=== Action item ===
Copy every record exactly as it stands. Leave the pictures out.

[Data records]

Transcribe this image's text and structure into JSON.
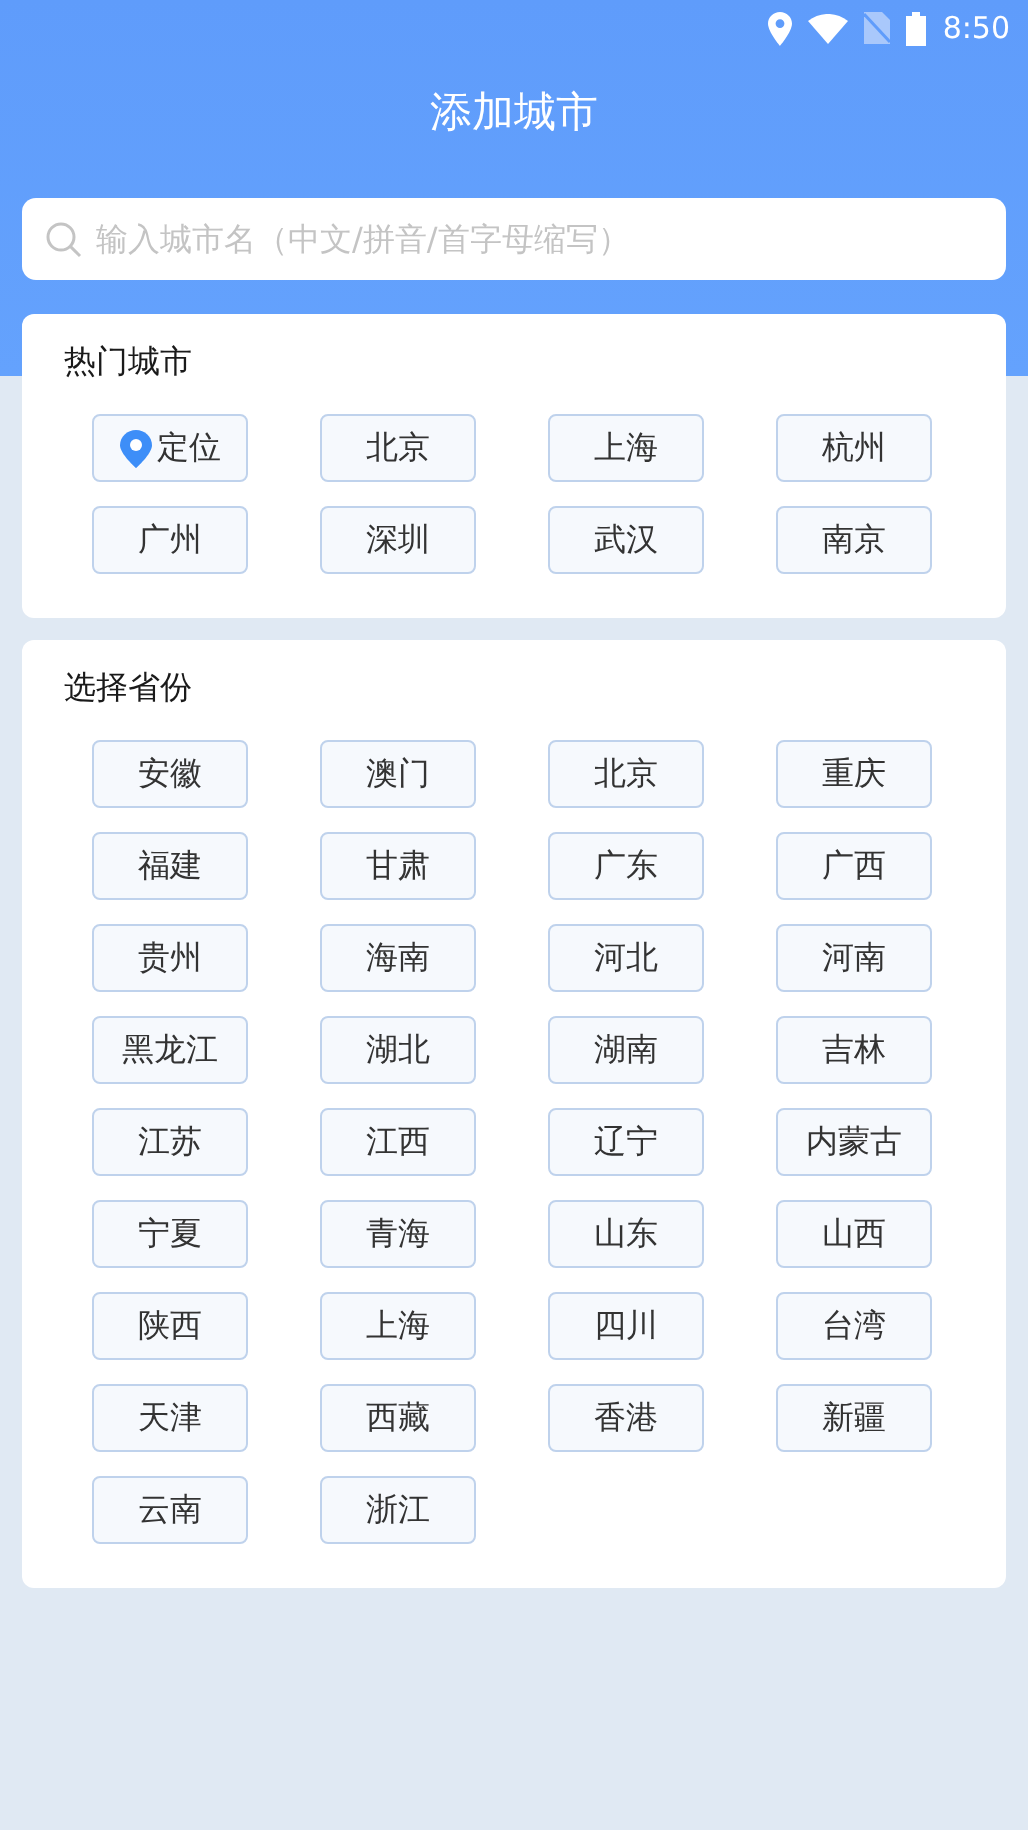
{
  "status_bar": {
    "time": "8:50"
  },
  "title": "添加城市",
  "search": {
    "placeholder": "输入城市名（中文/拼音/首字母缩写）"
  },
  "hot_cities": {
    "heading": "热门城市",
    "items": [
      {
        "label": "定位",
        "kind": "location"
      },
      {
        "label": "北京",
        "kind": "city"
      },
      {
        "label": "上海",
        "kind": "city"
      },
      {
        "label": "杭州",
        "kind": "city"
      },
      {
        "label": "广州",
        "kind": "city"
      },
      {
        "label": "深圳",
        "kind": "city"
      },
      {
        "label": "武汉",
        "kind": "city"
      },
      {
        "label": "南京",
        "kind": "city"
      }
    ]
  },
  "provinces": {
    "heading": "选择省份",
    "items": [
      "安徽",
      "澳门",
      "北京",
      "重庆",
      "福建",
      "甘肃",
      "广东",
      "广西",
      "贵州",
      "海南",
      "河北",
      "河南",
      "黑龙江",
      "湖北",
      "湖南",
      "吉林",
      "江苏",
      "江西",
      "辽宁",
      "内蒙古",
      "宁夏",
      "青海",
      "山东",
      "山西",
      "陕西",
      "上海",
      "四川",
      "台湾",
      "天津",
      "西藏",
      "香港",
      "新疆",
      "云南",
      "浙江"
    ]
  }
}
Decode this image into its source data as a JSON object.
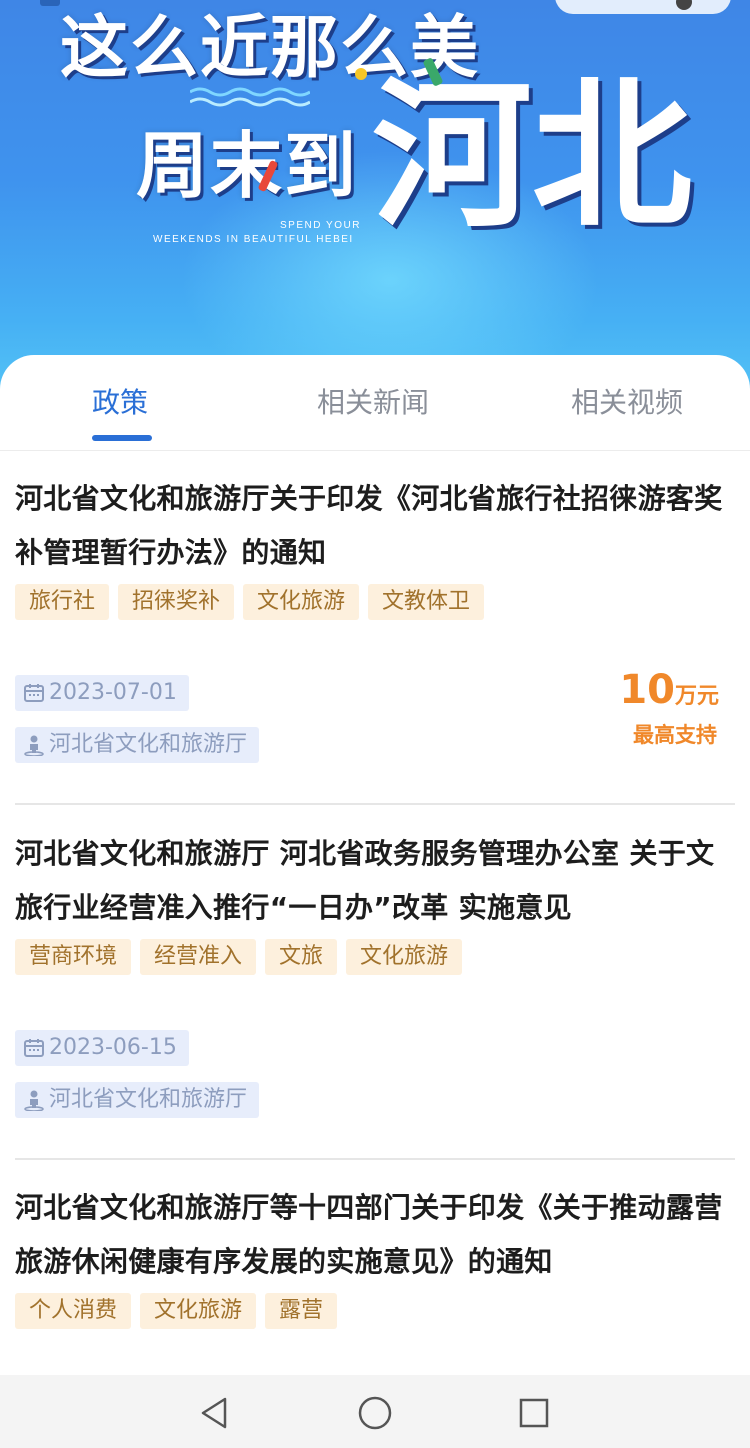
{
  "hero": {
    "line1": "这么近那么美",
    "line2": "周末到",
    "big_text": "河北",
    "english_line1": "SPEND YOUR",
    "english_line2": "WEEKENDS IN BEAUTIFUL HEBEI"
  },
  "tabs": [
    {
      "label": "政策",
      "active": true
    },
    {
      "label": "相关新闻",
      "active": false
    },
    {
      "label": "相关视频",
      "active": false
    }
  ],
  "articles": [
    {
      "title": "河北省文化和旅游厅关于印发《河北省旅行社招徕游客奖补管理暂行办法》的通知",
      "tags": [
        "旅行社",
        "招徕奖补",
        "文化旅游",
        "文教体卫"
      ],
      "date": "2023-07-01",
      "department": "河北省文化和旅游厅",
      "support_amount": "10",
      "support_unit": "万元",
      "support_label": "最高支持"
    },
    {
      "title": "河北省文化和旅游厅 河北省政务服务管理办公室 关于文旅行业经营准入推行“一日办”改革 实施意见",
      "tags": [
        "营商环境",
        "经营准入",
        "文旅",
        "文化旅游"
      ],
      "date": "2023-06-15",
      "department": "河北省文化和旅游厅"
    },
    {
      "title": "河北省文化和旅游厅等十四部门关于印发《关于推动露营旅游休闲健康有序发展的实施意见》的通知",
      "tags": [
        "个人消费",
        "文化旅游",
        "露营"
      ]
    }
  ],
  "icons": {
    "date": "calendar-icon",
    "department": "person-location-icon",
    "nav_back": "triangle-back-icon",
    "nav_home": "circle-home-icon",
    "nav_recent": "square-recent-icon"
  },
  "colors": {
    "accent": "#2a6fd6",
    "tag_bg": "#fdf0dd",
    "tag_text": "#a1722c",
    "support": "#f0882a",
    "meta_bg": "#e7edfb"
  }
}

=== Output of the task ===
Transcribe this image's text and structure into JSON.
{
  "status_bar": {
    "time": "8:50"
  },
  "title": "添加城市",
  "search": {
    "placeholder": "输入城市名（中文/拼音/首字母缩写）"
  },
  "hot_cities": {
    "heading": "热门城市",
    "items": [
      {
        "label": "定位",
        "kind": "location"
      },
      {
        "label": "北京",
        "kind": "city"
      },
      {
        "label": "上海",
        "kind": "city"
      },
      {
        "label": "杭州",
        "kind": "city"
      },
      {
        "label": "广州",
        "kind": "city"
      },
      {
        "label": "深圳",
        "kind": "city"
      },
      {
        "label": "武汉",
        "kind": "city"
      },
      {
        "label": "南京",
        "kind": "city"
      }
    ]
  },
  "provinces": {
    "heading": "选择省份",
    "items": [
      "安徽",
      "澳门",
      "北京",
      "重庆",
      "福建",
      "甘肃",
      "广东",
      "广西",
      "贵州",
      "海南",
      "河北",
      "河南",
      "黑龙江",
      "湖北",
      "湖南",
      "吉林",
      "江苏",
      "江西",
      "辽宁",
      "内蒙古",
      "宁夏",
      "青海",
      "山东",
      "山西",
      "陕西",
      "上海",
      "四川",
      "台湾",
      "天津",
      "西藏",
      "香港",
      "新疆",
      "云南",
      "浙江"
    ]
  }
}
Decode this image into its source data as a JSON object.
{
  "hero": {
    "line1": "这么近那么美",
    "line2": "周末到",
    "big_text": "河北",
    "english_line1": "SPEND YOUR",
    "english_line2": "WEEKENDS IN BEAUTIFUL HEBEI"
  },
  "tabs": [
    {
      "label": "政策",
      "active": true
    },
    {
      "label": "相关新闻",
      "active": false
    },
    {
      "label": "相关视频",
      "active": false
    }
  ],
  "articles": [
    {
      "title": "河北省文化和旅游厅关于印发《河北省旅行社招徕游客奖补管理暂行办法》的通知",
      "tags": [
        "旅行社",
        "招徕奖补",
        "文化旅游",
        "文教体卫"
      ],
      "date": "2023-07-01",
      "department": "河北省文化和旅游厅",
      "support_amount": "10",
      "support_unit": "万元",
      "support_label": "最高支持"
    },
    {
      "title": "河北省文化和旅游厅 河北省政务服务管理办公室 关于文旅行业经营准入推行“一日办”改革 实施意见",
      "tags": [
        "营商环境",
        "经营准入",
        "文旅",
        "文化旅游"
      ],
      "date": "2023-06-15",
      "department": "河北省文化和旅游厅"
    },
    {
      "title": "河北省文化和旅游厅等十四部门关于印发《关于推动露营旅游休闲健康有序发展的实施意见》的通知",
      "tags": [
        "个人消费",
        "文化旅游",
        "露营"
      ]
    }
  ],
  "icons": {
    "date": "calendar-icon",
    "department": "person-location-icon",
    "nav_back": "triangle-back-icon",
    "nav_home": "circle-home-icon",
    "nav_recent": "square-recent-icon"
  },
  "colors": {
    "accent": "#2a6fd6",
    "tag_bg": "#fdf0dd",
    "tag_text": "#a1722c",
    "support": "#f0882a",
    "meta_bg": "#e7edfb"
  }
}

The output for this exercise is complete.